── Source information ──

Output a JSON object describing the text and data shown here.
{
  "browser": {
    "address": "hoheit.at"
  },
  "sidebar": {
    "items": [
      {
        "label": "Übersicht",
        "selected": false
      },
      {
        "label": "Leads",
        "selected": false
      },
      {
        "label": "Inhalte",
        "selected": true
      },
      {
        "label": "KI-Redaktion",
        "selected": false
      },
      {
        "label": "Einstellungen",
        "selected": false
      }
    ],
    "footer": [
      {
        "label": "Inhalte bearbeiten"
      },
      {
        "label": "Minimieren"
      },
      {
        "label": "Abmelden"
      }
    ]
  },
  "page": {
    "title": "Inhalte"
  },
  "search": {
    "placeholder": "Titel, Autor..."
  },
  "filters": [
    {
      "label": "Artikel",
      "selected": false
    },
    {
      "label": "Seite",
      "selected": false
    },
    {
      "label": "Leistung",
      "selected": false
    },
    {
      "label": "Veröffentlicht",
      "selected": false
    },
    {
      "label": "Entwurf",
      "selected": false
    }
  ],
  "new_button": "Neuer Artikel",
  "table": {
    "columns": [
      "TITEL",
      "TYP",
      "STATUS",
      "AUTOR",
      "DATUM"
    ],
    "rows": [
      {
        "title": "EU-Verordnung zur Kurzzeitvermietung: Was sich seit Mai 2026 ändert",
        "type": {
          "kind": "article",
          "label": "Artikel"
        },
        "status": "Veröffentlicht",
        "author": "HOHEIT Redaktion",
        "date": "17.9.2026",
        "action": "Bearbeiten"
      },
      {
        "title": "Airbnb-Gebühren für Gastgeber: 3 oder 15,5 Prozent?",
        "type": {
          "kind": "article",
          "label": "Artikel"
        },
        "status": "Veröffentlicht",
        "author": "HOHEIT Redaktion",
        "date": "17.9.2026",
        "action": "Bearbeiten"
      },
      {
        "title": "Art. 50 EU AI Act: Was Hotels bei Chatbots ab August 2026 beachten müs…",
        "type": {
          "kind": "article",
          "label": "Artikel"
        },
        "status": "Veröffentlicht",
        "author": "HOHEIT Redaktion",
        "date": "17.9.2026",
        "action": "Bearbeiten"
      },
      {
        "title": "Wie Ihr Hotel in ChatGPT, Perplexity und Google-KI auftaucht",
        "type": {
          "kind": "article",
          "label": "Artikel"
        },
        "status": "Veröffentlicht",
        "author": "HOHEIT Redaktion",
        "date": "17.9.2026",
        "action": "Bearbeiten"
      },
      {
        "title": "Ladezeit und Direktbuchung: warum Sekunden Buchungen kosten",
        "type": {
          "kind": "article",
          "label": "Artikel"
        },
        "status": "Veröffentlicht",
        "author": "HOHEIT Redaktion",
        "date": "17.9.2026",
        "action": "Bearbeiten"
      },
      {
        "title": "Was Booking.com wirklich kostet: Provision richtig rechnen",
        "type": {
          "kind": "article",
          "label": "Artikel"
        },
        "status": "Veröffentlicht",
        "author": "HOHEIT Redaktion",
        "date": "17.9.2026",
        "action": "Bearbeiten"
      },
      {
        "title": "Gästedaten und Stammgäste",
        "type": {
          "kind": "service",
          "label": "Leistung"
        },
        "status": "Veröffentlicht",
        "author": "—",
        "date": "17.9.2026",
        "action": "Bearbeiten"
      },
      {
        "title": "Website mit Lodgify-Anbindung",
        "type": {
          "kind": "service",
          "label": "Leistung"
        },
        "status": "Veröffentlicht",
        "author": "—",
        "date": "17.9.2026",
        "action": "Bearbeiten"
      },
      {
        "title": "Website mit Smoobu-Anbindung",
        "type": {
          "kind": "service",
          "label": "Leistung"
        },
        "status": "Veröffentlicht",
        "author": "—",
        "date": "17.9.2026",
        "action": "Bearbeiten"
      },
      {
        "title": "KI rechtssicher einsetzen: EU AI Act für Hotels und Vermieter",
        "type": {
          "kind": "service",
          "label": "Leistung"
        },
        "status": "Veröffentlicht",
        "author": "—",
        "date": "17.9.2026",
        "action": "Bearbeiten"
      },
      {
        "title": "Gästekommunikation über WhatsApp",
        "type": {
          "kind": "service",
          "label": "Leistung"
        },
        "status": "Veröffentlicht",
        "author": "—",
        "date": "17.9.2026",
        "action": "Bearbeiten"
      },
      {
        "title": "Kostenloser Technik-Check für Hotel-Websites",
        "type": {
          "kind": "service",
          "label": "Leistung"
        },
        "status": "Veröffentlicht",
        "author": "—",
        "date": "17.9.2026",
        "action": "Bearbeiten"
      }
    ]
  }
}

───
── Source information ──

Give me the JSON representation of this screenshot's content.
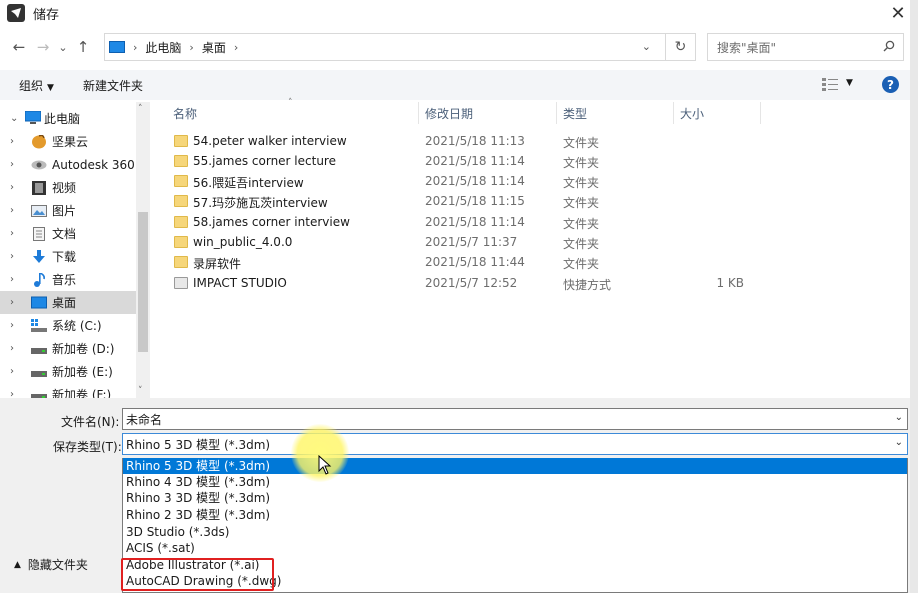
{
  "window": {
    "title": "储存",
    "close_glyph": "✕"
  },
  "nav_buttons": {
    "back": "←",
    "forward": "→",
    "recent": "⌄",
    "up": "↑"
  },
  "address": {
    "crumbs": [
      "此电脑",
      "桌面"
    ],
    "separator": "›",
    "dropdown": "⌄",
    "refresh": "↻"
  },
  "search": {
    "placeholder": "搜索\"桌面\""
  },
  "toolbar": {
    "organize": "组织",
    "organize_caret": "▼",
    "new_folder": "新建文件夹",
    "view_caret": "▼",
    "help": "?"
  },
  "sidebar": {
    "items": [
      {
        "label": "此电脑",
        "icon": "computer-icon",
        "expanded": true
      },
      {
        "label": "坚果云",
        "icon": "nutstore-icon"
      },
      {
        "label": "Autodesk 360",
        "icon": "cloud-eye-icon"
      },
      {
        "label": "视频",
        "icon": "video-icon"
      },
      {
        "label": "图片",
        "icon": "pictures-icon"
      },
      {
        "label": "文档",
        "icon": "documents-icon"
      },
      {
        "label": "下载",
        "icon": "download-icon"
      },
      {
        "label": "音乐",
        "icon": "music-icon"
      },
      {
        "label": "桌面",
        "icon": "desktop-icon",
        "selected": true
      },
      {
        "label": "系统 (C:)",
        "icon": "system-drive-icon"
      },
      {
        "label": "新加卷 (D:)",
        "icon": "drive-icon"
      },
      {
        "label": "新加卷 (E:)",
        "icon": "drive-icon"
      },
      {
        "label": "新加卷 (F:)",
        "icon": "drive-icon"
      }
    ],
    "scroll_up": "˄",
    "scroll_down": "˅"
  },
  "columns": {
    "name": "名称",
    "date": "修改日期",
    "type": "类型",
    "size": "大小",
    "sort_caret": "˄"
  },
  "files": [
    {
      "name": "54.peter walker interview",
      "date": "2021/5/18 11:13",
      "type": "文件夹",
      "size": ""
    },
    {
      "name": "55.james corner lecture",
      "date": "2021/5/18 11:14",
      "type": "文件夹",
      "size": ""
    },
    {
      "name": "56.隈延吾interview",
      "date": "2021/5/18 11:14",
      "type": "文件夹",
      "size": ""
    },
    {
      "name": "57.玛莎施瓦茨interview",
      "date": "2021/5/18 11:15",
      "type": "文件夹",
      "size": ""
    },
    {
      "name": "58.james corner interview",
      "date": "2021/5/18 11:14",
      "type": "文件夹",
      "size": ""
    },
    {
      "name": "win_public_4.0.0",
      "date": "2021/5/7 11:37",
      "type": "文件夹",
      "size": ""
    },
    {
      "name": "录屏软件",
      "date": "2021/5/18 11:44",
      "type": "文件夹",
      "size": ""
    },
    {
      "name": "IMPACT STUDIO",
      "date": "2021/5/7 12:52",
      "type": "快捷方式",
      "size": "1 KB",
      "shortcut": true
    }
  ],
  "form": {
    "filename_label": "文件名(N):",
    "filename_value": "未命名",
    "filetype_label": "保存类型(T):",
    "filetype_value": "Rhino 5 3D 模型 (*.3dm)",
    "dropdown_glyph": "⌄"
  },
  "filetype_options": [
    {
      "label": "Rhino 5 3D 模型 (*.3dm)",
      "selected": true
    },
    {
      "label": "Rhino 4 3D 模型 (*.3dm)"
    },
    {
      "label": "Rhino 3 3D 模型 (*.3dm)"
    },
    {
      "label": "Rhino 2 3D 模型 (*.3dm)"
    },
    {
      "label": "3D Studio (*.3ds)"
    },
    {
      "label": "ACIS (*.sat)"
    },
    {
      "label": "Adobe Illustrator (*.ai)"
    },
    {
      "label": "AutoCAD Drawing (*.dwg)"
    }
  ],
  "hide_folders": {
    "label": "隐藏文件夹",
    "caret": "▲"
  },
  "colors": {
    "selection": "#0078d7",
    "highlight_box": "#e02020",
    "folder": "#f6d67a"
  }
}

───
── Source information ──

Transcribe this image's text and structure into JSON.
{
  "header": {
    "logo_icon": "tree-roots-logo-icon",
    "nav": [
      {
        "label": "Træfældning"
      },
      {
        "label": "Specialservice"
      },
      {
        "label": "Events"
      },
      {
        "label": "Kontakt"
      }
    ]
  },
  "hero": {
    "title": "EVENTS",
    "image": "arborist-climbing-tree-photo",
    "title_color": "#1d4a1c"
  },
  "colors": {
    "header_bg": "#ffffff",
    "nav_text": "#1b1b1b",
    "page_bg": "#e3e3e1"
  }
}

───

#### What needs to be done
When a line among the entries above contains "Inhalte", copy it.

#### Answer to this problem
        "label": "Inhalte",
        "label": "Inhalte bearbeiten"
    "title": "Inhalte"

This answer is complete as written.